Dataset rows for apps and sites
------------------------------

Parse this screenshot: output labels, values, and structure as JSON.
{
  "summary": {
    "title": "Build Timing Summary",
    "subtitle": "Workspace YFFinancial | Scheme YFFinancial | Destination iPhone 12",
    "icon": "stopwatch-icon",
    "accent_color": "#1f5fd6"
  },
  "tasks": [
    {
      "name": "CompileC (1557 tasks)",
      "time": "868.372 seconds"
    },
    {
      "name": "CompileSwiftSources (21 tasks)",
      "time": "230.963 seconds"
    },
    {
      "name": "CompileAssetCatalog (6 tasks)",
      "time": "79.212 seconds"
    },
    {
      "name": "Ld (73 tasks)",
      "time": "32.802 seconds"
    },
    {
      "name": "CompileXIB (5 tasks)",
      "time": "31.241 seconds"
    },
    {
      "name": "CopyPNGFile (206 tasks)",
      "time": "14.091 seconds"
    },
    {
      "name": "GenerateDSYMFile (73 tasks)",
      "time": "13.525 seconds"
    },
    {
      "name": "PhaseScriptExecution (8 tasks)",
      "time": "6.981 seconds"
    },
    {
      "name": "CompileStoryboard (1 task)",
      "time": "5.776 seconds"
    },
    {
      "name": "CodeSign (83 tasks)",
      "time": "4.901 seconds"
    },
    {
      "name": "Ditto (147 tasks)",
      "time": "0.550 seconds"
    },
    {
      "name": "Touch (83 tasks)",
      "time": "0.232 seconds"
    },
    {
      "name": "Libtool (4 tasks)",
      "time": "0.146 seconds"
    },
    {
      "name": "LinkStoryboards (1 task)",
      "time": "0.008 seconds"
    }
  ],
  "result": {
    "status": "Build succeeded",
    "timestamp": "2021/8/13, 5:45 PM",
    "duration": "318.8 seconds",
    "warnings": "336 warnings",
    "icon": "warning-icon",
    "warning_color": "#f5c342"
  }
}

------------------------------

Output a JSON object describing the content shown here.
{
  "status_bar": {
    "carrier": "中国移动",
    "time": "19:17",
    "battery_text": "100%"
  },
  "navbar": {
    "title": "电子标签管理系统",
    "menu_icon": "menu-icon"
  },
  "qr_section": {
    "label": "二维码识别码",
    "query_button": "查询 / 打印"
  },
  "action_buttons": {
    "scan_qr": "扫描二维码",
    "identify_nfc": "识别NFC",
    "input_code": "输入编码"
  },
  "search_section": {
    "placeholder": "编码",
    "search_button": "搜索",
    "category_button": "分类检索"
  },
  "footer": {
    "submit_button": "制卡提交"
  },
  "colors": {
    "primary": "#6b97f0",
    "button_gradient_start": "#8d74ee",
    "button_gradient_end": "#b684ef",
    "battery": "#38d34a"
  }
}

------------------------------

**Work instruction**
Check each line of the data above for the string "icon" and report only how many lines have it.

**Result for this task**
3